--- START ---

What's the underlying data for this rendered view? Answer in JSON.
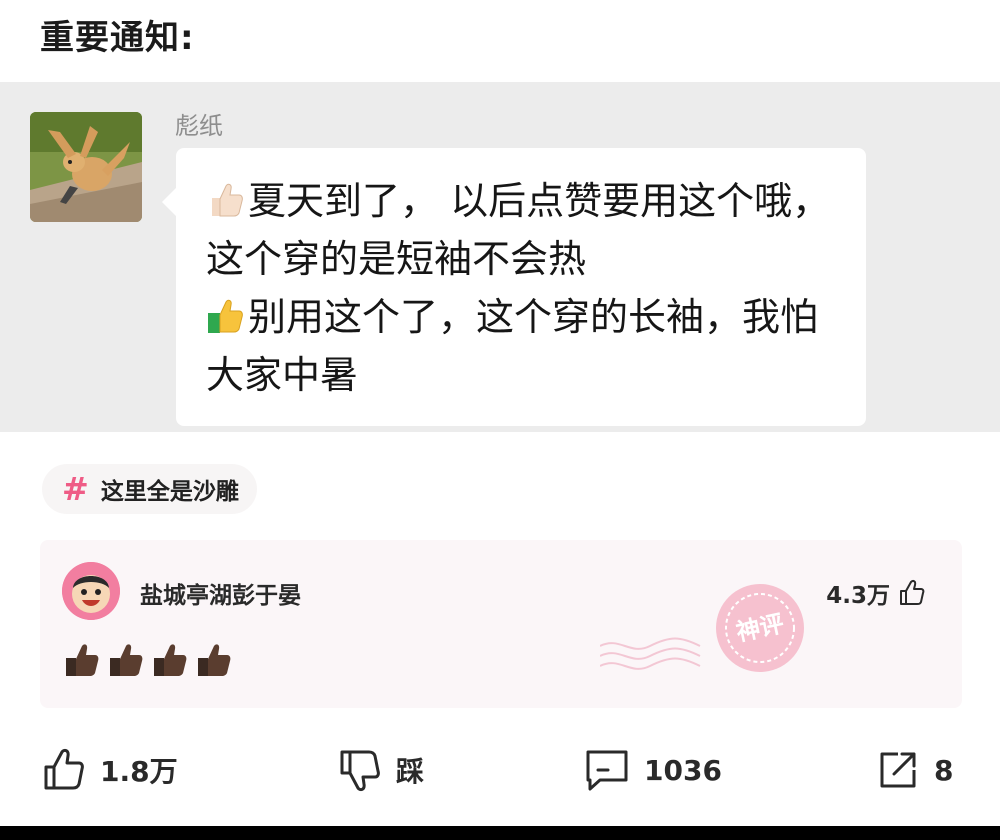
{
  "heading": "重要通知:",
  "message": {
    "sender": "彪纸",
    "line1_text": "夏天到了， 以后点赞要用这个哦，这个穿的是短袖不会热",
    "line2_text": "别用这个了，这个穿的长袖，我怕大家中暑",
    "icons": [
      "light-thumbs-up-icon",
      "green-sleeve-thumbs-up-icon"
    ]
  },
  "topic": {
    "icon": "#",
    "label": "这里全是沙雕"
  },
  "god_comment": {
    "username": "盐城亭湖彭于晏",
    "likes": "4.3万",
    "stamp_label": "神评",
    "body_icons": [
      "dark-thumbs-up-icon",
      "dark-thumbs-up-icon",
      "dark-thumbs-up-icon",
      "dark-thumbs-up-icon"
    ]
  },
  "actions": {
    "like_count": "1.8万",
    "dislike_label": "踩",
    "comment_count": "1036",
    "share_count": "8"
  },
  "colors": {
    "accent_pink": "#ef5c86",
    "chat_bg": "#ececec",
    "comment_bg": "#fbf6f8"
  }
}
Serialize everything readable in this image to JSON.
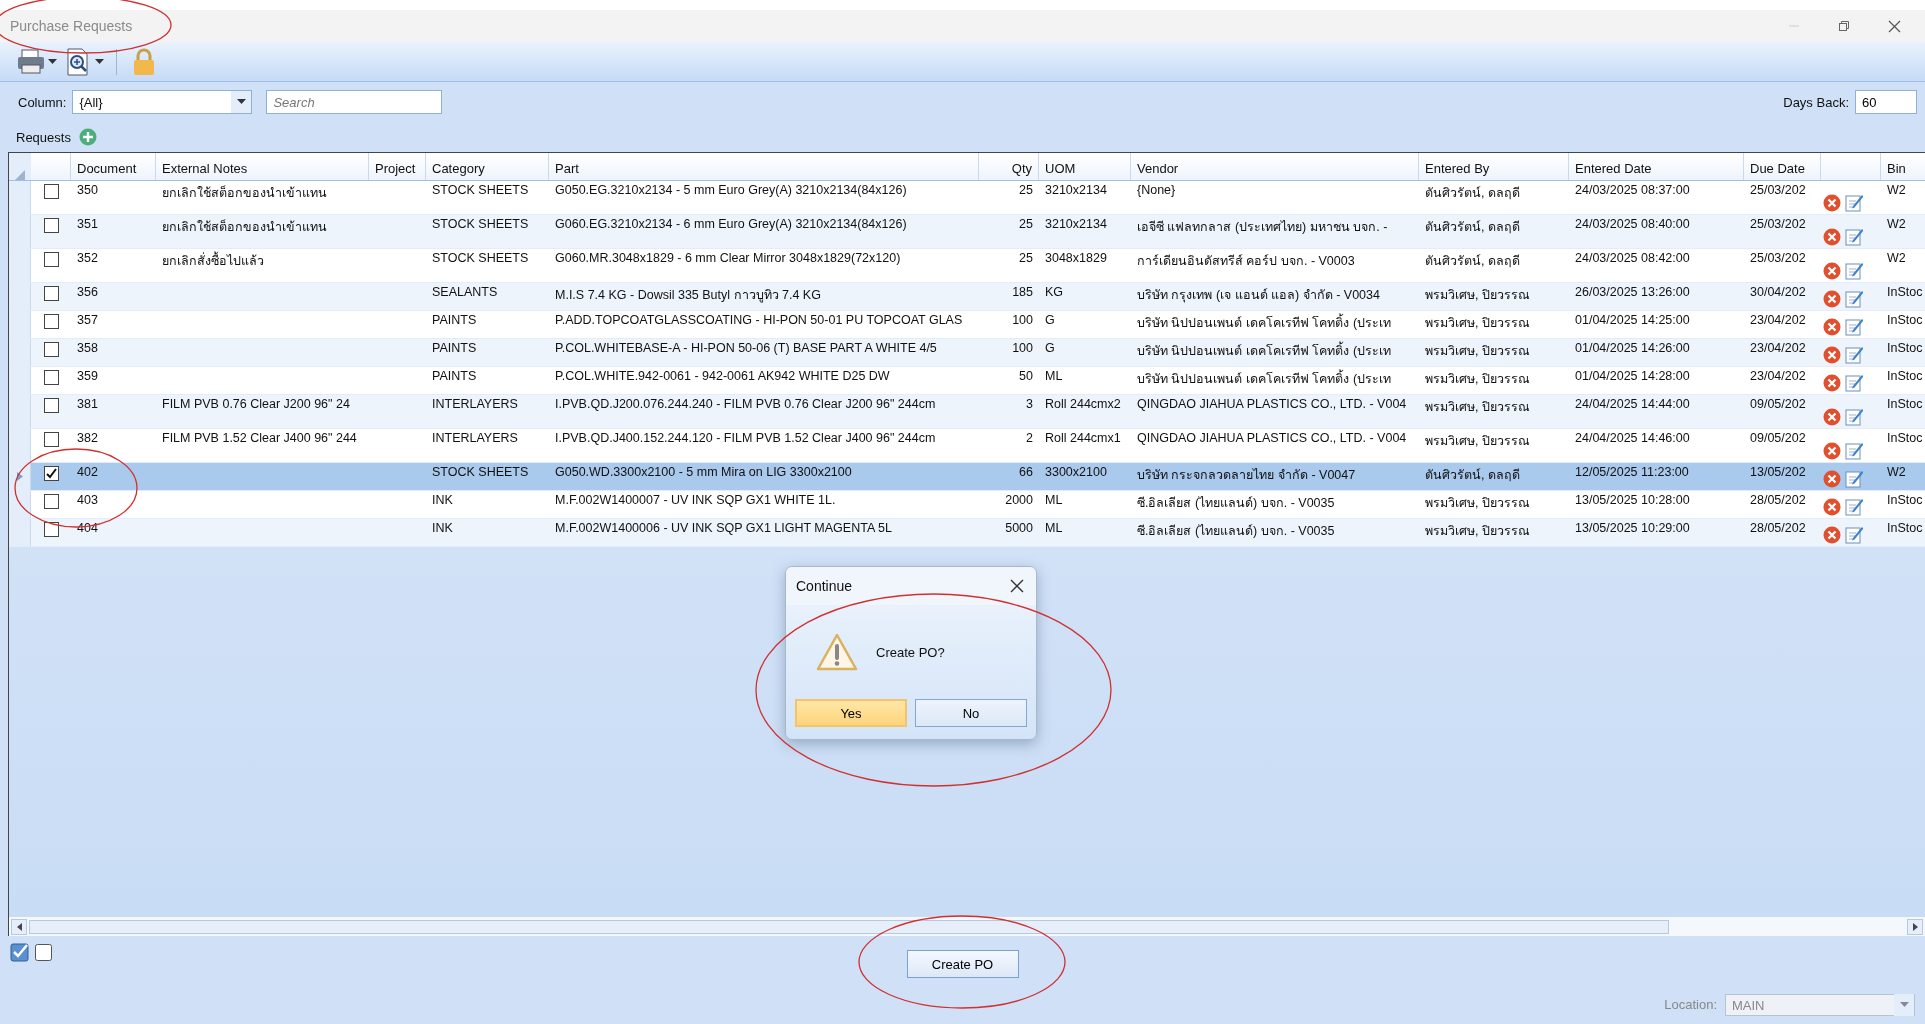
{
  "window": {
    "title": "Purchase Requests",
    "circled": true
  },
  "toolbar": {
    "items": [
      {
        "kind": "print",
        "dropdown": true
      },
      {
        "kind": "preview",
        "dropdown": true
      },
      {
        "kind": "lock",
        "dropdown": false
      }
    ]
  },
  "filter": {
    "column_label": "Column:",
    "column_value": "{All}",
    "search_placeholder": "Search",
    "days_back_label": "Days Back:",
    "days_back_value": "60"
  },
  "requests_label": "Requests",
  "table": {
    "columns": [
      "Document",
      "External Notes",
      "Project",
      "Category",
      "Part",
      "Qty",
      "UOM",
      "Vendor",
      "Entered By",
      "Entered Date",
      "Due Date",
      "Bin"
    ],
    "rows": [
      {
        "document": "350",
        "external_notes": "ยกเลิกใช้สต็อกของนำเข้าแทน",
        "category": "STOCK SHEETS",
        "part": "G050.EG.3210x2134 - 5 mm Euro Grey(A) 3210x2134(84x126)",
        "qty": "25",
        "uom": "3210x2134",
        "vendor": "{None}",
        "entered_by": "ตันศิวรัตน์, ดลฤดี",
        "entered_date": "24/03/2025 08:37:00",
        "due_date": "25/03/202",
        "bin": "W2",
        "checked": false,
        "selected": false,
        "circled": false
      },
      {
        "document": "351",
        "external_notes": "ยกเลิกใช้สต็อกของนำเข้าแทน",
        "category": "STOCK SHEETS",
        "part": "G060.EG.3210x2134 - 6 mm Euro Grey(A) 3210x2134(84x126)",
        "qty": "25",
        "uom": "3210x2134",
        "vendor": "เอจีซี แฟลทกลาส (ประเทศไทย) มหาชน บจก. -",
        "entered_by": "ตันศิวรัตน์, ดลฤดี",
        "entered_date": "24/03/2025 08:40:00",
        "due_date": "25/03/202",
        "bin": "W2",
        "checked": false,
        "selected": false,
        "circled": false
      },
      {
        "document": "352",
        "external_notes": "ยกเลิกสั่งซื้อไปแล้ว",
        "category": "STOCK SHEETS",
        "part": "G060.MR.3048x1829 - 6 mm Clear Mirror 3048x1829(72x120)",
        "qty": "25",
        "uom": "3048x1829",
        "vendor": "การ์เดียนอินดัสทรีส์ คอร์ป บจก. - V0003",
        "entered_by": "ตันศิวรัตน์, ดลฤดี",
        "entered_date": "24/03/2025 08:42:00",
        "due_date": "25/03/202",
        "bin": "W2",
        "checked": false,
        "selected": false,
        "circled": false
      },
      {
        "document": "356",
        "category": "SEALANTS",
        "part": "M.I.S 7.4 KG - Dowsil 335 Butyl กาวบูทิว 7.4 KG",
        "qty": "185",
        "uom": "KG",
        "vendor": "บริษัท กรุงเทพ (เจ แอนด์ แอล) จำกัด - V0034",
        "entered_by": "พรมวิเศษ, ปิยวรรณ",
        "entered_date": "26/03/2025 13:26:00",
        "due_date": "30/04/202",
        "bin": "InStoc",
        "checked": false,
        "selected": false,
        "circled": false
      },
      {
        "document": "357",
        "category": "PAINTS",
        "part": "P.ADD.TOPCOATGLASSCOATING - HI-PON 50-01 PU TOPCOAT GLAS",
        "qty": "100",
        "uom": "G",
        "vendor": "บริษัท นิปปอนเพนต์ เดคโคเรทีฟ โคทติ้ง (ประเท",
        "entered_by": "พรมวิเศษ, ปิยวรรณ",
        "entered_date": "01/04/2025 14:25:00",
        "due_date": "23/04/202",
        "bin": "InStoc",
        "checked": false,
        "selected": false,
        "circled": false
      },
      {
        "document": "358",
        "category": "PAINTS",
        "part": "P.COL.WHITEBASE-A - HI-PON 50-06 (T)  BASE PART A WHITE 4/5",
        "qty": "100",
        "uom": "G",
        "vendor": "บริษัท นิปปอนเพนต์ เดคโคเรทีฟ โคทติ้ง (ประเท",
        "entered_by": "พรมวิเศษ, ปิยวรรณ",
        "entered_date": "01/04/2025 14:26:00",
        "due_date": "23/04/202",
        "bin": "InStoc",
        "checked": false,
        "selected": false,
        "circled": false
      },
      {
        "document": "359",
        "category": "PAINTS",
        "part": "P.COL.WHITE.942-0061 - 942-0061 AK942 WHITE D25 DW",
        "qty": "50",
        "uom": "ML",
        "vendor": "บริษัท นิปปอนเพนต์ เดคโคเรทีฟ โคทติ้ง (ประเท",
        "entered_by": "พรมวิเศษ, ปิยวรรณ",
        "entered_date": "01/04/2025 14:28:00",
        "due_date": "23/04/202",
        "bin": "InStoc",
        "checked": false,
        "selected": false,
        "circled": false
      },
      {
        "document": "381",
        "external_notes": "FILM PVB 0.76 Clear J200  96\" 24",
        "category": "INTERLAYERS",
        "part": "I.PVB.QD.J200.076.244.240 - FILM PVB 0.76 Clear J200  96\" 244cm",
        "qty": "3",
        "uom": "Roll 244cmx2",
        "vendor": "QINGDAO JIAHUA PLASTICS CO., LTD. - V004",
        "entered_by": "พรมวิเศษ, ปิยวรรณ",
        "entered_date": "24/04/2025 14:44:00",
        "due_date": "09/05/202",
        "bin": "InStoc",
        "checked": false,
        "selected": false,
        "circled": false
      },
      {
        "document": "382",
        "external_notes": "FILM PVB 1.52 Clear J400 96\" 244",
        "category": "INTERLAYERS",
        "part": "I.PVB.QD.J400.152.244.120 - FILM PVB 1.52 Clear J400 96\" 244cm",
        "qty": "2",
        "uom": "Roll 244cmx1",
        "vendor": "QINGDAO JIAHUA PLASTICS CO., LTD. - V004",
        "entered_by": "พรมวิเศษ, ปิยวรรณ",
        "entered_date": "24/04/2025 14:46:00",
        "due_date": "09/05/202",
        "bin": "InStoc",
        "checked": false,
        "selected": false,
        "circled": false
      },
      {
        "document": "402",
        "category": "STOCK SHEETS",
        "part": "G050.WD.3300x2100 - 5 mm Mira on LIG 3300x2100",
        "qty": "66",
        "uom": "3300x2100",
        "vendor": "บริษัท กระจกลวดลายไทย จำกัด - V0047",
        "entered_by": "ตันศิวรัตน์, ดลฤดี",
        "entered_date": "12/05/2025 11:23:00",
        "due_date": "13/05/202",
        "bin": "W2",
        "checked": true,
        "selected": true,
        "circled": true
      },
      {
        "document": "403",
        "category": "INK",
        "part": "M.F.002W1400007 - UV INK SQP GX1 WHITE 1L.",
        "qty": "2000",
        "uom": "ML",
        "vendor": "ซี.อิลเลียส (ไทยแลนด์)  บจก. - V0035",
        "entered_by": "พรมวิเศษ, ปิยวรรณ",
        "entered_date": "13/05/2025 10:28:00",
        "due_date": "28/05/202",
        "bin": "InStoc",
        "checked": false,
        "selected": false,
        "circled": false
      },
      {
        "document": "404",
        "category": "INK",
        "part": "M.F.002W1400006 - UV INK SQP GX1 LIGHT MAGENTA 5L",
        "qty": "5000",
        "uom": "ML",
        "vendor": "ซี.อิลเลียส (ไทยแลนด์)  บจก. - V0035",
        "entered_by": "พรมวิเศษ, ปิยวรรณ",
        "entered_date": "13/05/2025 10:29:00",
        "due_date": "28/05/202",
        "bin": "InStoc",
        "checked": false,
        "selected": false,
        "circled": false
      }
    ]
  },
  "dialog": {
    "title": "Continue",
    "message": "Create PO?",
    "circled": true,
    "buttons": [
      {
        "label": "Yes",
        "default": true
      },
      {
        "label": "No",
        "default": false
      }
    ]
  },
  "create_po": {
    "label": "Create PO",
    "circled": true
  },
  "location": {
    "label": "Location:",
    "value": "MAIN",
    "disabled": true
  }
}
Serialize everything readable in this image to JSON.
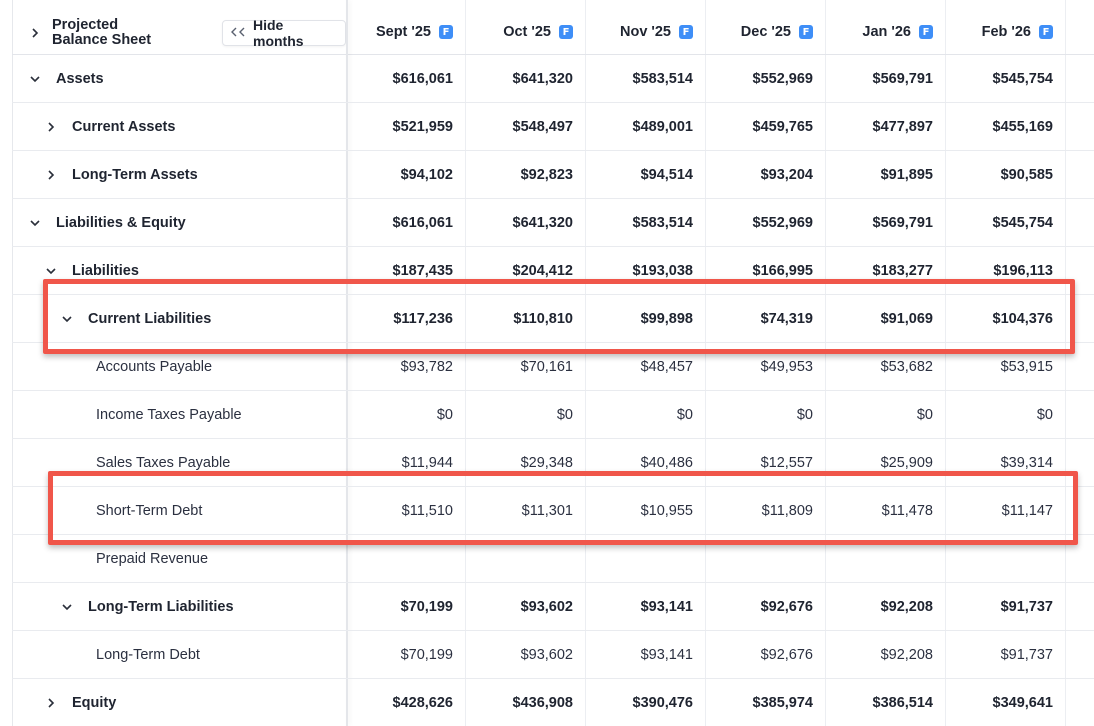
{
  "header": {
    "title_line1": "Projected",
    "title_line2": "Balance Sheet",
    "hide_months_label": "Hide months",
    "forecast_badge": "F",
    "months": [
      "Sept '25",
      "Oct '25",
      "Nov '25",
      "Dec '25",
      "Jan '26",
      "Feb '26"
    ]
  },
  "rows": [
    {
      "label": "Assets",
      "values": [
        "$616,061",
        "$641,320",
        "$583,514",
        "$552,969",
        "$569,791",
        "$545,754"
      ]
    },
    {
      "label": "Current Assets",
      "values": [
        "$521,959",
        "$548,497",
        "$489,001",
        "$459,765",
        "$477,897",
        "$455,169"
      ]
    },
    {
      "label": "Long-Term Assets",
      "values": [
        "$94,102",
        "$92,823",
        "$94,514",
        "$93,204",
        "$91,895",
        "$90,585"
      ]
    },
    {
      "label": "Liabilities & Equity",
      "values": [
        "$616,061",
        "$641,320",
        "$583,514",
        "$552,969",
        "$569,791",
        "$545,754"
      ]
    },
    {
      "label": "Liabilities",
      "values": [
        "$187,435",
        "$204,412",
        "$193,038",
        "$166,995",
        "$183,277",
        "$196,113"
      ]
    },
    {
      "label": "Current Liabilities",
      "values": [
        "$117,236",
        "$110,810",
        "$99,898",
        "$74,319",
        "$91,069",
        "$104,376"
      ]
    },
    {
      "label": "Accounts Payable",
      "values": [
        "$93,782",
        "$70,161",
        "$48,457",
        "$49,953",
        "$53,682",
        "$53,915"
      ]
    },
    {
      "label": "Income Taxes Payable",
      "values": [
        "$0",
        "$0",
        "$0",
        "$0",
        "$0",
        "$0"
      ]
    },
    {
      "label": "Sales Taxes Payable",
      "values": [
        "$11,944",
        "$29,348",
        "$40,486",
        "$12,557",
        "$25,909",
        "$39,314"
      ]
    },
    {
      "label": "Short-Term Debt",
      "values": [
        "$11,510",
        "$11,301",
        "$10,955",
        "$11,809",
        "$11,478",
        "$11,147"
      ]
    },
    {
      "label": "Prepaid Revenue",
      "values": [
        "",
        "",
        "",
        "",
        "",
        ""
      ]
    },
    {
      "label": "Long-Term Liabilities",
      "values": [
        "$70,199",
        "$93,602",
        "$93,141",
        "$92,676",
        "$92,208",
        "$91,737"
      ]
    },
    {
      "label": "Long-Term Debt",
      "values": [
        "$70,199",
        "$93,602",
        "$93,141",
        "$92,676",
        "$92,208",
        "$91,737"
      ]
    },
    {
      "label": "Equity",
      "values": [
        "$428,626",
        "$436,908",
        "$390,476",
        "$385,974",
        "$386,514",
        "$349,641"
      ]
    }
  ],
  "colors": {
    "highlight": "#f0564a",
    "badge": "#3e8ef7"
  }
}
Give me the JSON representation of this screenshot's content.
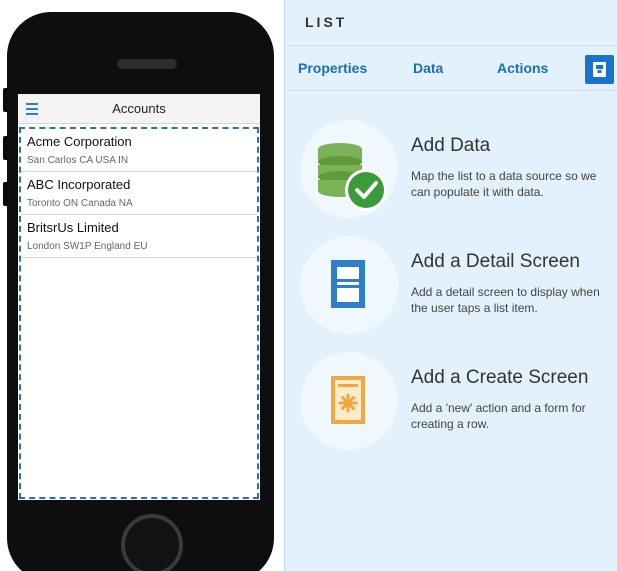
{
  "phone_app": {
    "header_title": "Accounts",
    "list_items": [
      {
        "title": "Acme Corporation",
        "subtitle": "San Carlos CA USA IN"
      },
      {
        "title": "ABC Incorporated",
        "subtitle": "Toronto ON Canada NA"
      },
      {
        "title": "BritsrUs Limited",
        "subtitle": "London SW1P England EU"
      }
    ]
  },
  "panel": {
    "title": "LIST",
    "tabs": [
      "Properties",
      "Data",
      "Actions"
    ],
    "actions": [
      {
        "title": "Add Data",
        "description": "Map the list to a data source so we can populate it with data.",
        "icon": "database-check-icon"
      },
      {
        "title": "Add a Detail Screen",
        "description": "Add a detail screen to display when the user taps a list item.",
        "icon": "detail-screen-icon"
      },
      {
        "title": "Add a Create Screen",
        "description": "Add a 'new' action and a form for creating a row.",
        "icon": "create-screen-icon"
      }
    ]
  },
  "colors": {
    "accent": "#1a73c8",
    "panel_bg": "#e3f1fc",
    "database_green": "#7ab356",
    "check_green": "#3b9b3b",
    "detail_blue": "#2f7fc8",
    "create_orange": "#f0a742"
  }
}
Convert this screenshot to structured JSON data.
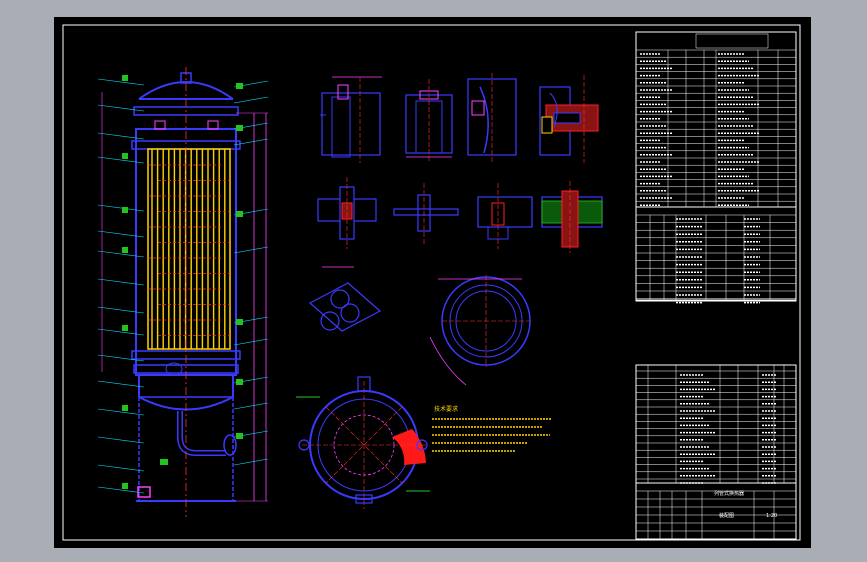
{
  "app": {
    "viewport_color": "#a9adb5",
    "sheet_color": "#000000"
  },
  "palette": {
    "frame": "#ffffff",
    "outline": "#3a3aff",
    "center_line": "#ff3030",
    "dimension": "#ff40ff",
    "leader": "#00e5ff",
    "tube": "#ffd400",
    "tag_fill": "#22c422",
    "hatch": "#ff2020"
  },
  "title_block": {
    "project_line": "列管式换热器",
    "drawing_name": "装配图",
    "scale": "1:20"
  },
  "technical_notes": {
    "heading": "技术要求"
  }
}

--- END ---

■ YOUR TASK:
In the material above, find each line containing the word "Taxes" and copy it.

■ ANSWER SECTION:
      "label": "Income Taxes Payable",
      "label": "Sales Taxes Payable",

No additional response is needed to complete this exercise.